The attack on Assumption Church in Lalitpur Sunday is shocking, and symbolizes, once again, our painful transition to peace. Preliminary evidence so far indicates the role of Nepal Defence Army (NDA) a rightist extremist group which is professedly against a secular Nepali state and which wants

to restore the country’s status as a Hindu state. The attack on the only public Catholic church in Kathmandu is tragic, and it is hard to fathom why somebody would kill innocent people and disturb communal harmony so as to make a point that

no rational mind can accept. This, however, has also raised questions about larger possible motives, other than religious intolerance, given the country’s volatile political situation. Intolerance is divisive; people should be free to live a life of their choice, and practice the religion of their choice. The incident is a sad reminder of the continued existence of intolerance in our society, and the inability of the security apparatus to stem violence.

In the last several years, two groups have carried out attacks on Christian missions in Nepal, revealing threats to religious tolerance from two extremist groups. One group is the CPN-Maoist, which, in 2004, carried out a series of bomb attacks on Christian missions throughout Nepal. During that year, the Maoists bombed a Catholic school in eastern Nepal, a Lutheran World Federation (LWF) office in Dhangadhi, and a school in Gorkha, among others. The other group is the National Defence Army, which has carried out a series of attacks against Christian missionaries, particularly after January 2007 when Nepal was declared a secular state. In July last year, the NDA gunned down a Salesian priest in Sirsiya, eastern Nepal, in the middle of the night as pamphlets recovered from the site indicated. In May 2007, the NDA bombed an orphanage run by the Pentecostal Church giving shelter to children who lost their parents during the Maoist People’s War. The NDA said one of its reasons for bombing the orphanage was because it was giving shelter to children of the Maoists. While the Maoist attacks were primarily targeted at damaging buildings, the NDA bombings are targeted on individuals.

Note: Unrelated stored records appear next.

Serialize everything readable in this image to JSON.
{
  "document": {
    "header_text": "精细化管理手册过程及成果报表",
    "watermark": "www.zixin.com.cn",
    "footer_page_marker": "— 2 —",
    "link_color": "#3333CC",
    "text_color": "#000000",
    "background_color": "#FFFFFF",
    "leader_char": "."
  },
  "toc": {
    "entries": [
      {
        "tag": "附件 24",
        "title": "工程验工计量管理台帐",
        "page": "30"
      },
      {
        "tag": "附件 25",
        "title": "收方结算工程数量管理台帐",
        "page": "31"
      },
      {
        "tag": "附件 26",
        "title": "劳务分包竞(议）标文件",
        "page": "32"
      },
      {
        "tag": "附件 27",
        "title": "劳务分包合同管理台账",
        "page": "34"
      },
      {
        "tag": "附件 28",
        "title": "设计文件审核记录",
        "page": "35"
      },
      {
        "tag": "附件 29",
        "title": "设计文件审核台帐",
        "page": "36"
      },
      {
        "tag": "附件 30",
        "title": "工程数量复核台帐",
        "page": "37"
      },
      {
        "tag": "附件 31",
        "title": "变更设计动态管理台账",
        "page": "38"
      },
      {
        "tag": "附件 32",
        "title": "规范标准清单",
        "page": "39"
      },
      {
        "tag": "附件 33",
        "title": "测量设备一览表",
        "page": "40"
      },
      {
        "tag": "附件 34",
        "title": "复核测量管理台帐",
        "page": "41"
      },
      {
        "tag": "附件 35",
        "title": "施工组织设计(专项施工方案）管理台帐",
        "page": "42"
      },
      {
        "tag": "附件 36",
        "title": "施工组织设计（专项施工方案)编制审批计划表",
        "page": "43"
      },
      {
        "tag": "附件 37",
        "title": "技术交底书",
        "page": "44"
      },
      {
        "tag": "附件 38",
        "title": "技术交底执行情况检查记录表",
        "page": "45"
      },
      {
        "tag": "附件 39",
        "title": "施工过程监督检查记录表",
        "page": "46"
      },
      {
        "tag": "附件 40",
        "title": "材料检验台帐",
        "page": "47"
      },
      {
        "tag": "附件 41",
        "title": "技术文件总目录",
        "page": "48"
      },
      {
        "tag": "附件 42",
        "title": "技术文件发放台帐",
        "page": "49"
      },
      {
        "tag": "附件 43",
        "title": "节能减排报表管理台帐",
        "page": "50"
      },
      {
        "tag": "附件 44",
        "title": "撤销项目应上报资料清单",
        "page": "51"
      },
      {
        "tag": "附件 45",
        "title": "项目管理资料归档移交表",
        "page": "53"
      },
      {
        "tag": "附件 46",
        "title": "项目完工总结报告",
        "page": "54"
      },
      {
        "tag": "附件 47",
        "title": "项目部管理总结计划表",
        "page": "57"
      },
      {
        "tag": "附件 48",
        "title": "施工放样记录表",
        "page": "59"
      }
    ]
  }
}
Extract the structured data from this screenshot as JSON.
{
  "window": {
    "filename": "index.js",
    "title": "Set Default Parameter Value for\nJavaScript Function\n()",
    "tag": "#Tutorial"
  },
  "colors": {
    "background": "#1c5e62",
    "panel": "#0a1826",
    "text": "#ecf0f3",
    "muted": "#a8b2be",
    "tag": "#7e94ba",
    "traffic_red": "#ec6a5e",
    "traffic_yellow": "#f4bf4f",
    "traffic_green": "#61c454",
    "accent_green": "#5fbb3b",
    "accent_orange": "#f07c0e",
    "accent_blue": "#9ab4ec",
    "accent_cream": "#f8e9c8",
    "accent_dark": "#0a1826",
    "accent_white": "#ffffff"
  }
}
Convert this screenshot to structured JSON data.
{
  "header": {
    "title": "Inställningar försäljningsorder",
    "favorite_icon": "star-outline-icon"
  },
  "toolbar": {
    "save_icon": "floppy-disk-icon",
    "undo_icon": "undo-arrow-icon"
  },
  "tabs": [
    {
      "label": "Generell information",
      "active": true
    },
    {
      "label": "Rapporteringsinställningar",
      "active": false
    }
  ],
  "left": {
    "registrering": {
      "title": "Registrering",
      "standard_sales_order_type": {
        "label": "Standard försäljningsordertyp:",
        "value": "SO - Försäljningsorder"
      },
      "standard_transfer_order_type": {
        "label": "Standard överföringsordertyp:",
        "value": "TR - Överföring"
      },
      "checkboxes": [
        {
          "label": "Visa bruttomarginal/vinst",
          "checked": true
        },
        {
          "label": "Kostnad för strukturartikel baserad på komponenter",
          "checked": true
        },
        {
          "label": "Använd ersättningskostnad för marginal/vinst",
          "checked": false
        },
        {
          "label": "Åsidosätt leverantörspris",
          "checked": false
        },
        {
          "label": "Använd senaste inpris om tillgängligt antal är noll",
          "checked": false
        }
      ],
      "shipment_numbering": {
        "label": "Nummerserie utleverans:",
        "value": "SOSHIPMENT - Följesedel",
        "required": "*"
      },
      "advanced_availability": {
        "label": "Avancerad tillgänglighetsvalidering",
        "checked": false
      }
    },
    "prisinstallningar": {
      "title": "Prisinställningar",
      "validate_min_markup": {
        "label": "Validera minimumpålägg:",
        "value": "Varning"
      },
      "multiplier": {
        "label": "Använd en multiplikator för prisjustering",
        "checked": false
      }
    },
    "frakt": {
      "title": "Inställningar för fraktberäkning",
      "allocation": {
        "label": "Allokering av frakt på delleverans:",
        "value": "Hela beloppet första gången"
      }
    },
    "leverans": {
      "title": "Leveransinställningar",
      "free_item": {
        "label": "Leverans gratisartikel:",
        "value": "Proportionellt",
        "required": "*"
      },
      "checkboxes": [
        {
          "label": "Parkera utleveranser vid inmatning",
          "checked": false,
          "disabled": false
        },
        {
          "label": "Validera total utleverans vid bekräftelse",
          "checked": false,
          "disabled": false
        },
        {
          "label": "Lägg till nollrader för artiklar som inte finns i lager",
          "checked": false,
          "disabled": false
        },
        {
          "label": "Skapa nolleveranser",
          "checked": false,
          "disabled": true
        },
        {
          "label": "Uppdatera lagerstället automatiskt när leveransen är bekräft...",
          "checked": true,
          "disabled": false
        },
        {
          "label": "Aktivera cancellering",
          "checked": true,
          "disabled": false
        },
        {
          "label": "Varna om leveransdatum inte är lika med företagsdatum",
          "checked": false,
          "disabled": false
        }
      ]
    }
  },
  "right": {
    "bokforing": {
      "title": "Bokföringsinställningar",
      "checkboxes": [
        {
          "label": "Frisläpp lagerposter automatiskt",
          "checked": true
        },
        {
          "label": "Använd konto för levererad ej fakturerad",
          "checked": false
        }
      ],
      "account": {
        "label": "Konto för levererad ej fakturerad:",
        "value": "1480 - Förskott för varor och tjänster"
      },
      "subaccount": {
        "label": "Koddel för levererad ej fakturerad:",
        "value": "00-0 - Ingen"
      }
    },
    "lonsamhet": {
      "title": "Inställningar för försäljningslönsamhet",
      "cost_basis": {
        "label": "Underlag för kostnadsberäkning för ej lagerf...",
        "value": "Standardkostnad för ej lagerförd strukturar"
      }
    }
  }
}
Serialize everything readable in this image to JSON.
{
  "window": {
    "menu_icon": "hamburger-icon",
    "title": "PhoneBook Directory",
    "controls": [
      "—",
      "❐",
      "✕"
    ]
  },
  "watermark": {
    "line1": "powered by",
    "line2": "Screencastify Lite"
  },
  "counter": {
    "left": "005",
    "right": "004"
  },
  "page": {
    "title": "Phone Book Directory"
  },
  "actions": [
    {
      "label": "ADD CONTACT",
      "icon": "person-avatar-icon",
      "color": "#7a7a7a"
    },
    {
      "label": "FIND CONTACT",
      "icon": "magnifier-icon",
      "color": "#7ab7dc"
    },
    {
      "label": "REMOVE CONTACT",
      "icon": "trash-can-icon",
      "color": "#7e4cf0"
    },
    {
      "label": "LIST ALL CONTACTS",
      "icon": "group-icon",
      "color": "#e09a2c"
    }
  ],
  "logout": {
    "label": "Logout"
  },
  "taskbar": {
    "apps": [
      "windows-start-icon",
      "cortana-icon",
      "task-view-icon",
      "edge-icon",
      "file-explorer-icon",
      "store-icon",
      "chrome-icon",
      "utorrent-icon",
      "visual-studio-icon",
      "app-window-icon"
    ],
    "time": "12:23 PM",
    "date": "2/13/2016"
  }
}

Extremism in Nepal is likely to continue, but what shouldn’t continue is the ineffectual security apparatus in the country. Security agencies in Nepal, like all other wings of the state, are highly politicized, and are allowed little professional space to flourish. The police is the primary civil agency for law enforcement, and also for ensuring implementation of peace agreements. Currently there is a sense of heightened insecurity in the country, and aspirations for security is leading to a rise of non-statutory actors involved in the process. While there are many dedicated officials in the security forces, they have to face severe problems in day to day operations including public distrusts, low morale, impunity and politicization. Currently, there is no vision for the development of the security apparatuses, and it is high time that the new government embark on far reaching reforms.